━━━━━ Supplied data ━━━━━
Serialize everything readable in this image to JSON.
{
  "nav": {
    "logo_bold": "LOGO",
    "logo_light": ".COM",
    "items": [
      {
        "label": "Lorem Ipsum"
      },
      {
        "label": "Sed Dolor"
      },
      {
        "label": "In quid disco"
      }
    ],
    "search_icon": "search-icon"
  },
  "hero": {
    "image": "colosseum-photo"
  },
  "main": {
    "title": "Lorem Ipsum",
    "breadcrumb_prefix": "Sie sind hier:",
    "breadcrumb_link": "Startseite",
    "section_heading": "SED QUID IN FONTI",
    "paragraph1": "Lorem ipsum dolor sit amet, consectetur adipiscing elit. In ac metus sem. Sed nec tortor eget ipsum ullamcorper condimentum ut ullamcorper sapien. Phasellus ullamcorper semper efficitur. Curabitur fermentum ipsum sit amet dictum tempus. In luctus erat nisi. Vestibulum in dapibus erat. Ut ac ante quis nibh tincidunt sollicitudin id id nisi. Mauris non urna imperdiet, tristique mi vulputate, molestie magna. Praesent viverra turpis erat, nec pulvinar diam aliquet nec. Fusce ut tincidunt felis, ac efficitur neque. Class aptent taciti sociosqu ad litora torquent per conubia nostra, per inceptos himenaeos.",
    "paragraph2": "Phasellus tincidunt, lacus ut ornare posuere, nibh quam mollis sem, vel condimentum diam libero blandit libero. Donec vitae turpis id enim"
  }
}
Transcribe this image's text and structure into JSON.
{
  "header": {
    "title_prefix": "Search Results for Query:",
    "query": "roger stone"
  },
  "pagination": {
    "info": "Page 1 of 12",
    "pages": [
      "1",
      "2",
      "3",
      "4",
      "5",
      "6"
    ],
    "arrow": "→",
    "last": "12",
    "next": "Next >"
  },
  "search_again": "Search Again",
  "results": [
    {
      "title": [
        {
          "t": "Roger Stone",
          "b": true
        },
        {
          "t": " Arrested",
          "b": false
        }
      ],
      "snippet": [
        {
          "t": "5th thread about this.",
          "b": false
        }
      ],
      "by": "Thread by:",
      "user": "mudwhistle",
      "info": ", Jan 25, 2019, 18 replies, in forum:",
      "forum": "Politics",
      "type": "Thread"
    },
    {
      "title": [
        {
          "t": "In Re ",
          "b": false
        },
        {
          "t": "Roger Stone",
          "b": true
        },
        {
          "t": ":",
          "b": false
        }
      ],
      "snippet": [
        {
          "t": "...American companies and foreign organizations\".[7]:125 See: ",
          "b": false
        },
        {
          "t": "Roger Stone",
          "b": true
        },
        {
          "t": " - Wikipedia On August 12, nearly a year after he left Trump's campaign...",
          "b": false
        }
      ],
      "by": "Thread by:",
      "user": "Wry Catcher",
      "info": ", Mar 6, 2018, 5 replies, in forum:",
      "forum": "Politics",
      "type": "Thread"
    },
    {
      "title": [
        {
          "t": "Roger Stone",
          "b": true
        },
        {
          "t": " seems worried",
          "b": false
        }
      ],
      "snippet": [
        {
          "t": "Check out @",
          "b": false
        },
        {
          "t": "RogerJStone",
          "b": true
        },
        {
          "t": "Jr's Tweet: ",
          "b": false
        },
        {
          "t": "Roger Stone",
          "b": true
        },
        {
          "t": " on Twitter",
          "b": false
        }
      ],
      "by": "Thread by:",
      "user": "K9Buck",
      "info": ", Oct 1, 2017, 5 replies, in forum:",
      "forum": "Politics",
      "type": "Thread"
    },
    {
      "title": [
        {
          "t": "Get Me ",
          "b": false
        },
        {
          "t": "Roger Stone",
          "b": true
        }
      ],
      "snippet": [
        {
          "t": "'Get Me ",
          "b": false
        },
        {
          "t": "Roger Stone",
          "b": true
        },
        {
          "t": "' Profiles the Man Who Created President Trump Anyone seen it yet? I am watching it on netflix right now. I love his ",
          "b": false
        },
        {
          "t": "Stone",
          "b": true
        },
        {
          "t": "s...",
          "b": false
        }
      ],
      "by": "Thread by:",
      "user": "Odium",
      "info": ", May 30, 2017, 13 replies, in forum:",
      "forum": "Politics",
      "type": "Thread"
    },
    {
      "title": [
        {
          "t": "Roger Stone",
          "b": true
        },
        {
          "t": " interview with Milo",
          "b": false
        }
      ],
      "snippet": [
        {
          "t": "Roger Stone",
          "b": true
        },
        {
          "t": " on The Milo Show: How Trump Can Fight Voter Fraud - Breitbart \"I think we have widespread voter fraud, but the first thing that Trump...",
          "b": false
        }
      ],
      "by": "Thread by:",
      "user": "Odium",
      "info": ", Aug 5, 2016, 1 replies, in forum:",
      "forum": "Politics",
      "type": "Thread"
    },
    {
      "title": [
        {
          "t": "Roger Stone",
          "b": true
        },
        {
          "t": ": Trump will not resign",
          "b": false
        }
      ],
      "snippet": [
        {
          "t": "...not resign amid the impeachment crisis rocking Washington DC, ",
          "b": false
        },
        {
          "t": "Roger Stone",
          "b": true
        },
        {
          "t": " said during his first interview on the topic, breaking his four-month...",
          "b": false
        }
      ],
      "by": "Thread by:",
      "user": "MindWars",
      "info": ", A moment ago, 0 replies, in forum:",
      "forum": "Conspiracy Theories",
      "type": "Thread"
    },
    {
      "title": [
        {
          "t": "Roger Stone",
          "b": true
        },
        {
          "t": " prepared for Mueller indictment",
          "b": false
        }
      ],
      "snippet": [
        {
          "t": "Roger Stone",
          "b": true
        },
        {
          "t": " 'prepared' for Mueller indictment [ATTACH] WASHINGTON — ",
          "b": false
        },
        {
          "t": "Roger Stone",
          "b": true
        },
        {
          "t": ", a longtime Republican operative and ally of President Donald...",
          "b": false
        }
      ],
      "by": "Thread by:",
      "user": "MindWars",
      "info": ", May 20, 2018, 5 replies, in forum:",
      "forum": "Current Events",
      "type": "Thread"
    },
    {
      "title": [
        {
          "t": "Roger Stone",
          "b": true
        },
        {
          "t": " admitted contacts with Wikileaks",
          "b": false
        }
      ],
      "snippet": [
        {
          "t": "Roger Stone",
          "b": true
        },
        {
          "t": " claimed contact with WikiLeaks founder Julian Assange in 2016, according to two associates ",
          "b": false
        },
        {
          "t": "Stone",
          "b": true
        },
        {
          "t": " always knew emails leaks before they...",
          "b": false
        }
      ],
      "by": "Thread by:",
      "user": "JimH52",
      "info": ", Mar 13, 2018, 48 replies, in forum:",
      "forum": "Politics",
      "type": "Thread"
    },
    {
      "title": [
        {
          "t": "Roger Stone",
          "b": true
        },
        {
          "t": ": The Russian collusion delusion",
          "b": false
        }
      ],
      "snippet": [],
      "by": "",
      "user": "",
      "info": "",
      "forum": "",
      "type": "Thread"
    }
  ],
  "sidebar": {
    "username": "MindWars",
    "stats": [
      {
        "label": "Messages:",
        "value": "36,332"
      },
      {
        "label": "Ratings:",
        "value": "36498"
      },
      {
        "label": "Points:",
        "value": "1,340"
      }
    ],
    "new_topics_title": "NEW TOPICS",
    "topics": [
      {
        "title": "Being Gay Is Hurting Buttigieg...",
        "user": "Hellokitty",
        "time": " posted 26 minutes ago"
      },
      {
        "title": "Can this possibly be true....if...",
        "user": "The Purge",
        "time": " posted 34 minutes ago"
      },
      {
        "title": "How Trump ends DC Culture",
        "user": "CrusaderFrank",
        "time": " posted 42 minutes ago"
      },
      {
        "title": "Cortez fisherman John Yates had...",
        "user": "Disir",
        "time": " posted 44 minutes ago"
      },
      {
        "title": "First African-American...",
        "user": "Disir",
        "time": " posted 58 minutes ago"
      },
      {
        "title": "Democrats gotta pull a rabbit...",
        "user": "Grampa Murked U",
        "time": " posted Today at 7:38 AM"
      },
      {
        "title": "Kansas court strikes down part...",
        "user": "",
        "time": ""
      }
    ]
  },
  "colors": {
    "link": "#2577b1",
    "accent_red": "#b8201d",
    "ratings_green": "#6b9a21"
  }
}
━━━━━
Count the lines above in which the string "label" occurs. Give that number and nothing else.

6